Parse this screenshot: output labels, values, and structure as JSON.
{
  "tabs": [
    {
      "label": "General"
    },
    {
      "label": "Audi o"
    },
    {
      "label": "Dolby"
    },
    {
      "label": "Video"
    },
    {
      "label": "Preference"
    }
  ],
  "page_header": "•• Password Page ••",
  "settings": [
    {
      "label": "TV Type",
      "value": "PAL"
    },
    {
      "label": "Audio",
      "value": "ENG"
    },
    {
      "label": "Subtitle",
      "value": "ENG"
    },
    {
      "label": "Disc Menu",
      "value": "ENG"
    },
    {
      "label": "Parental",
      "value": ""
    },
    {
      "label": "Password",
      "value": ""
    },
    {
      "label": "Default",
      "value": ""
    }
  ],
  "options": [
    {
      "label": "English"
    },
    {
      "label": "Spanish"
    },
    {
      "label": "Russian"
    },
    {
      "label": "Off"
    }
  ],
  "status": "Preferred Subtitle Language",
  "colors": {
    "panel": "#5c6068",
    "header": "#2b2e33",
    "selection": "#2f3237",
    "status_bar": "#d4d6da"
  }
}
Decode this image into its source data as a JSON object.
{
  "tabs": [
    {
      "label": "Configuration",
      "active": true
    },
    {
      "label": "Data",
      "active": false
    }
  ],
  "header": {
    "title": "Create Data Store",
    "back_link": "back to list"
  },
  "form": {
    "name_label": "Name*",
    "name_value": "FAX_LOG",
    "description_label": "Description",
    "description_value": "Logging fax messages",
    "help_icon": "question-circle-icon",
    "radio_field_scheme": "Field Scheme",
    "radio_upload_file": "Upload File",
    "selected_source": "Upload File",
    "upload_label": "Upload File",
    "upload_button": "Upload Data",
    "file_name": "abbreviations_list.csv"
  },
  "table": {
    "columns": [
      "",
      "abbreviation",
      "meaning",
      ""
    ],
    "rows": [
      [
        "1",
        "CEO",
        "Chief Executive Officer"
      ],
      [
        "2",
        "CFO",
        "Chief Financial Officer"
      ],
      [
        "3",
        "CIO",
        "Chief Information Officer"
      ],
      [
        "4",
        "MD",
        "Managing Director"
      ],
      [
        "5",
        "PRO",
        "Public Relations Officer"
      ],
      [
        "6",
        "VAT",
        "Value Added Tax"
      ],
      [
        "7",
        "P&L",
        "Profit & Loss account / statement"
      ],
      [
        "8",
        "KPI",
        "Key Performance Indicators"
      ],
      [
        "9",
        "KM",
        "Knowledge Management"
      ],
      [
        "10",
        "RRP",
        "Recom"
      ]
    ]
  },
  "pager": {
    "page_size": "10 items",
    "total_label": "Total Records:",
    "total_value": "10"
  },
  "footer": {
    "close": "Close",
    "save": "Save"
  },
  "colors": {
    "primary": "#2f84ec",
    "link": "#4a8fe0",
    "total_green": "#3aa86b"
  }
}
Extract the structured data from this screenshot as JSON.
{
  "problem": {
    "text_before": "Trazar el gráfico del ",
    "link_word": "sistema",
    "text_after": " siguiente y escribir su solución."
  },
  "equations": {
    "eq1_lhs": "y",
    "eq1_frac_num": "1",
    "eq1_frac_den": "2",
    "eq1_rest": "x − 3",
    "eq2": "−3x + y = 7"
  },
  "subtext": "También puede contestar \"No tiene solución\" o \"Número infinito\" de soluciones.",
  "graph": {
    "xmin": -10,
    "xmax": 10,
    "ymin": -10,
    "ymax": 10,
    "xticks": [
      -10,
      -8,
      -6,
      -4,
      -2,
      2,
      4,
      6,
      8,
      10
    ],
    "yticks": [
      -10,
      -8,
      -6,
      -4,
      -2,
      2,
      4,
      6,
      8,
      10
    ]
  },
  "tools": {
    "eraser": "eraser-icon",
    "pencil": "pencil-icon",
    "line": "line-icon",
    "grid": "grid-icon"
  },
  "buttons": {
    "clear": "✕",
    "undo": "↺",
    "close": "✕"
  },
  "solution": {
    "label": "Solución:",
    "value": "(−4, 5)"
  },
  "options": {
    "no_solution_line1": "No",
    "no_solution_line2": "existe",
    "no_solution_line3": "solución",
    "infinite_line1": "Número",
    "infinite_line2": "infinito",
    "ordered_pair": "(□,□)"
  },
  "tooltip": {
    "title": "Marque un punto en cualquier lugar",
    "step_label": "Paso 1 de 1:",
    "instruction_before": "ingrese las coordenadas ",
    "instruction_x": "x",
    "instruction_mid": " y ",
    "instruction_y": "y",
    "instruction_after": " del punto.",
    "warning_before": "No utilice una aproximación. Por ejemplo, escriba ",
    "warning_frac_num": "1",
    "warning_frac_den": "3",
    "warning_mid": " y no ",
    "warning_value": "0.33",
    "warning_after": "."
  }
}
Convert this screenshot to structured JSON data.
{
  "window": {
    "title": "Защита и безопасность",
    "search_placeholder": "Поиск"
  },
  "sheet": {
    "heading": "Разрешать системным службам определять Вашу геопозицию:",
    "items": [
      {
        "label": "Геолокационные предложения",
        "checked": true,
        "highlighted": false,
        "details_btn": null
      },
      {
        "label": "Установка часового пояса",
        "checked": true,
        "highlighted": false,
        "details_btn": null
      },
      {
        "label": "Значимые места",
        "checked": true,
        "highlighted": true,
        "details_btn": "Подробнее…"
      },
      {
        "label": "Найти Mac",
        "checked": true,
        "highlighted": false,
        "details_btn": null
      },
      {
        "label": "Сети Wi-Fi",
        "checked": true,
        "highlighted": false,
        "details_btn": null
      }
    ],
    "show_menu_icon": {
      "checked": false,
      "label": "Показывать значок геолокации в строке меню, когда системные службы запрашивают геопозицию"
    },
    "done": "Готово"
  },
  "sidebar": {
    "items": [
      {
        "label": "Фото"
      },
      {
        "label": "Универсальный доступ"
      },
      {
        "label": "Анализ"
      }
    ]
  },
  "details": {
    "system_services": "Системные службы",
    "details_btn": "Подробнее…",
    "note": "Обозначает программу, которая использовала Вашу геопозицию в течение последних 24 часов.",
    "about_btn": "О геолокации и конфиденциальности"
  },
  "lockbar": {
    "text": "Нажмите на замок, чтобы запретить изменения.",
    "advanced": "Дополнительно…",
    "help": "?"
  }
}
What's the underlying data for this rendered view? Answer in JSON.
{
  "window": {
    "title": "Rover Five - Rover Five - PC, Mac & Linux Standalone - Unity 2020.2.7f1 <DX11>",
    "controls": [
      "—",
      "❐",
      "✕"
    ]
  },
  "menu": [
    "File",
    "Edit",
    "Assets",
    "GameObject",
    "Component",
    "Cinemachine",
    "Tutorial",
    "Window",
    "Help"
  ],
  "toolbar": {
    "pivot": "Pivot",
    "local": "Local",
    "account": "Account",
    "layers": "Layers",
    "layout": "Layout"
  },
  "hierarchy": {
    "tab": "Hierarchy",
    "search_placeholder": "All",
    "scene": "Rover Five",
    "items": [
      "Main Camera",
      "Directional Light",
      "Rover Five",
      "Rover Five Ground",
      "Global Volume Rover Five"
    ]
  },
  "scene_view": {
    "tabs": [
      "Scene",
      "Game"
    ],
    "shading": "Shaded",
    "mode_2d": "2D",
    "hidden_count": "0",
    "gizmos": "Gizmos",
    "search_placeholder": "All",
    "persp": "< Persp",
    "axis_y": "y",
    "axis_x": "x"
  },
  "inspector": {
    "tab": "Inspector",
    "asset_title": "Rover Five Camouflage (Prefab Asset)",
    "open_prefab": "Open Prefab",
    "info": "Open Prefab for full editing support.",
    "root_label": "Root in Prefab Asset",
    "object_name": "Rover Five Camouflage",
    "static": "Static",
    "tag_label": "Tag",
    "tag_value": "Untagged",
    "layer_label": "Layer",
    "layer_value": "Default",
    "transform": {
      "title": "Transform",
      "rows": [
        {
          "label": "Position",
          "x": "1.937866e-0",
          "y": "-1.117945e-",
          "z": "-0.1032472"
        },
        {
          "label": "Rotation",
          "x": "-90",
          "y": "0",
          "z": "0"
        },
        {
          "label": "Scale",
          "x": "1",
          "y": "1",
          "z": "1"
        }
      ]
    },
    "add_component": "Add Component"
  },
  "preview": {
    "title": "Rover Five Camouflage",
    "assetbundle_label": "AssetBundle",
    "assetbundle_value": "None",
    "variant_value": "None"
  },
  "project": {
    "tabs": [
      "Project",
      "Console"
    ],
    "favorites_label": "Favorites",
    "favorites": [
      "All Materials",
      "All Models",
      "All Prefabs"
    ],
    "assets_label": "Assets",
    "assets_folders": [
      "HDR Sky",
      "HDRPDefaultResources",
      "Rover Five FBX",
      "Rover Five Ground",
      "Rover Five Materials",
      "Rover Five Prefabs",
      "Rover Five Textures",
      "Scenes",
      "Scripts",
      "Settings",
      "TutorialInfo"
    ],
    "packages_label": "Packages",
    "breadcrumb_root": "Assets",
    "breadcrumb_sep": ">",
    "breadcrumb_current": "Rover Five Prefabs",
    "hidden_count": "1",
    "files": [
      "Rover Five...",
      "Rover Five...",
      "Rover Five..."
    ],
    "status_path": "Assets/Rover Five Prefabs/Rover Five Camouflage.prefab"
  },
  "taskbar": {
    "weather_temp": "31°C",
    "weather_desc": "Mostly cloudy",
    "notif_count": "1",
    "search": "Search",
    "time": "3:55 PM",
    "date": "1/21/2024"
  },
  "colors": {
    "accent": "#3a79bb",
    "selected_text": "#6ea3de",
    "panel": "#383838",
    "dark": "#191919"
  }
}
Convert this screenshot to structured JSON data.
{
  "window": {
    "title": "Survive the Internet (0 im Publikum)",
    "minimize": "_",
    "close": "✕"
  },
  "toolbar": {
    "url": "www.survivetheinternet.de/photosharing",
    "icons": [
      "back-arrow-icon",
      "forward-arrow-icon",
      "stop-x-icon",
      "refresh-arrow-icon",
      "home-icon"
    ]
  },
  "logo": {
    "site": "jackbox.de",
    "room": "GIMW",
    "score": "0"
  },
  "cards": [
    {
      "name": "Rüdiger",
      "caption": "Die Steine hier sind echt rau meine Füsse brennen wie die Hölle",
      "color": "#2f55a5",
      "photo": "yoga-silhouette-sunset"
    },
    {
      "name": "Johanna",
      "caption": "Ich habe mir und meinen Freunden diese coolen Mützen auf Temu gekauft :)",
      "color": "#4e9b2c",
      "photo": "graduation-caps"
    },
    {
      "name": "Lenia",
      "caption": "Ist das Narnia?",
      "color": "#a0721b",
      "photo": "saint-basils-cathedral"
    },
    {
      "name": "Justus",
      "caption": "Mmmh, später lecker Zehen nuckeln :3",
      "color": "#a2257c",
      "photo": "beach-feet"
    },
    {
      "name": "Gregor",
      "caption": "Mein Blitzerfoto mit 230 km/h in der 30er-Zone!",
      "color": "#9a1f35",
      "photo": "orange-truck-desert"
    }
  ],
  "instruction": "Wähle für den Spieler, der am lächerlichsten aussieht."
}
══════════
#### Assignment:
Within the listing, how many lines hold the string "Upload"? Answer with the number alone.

#### Task result:
4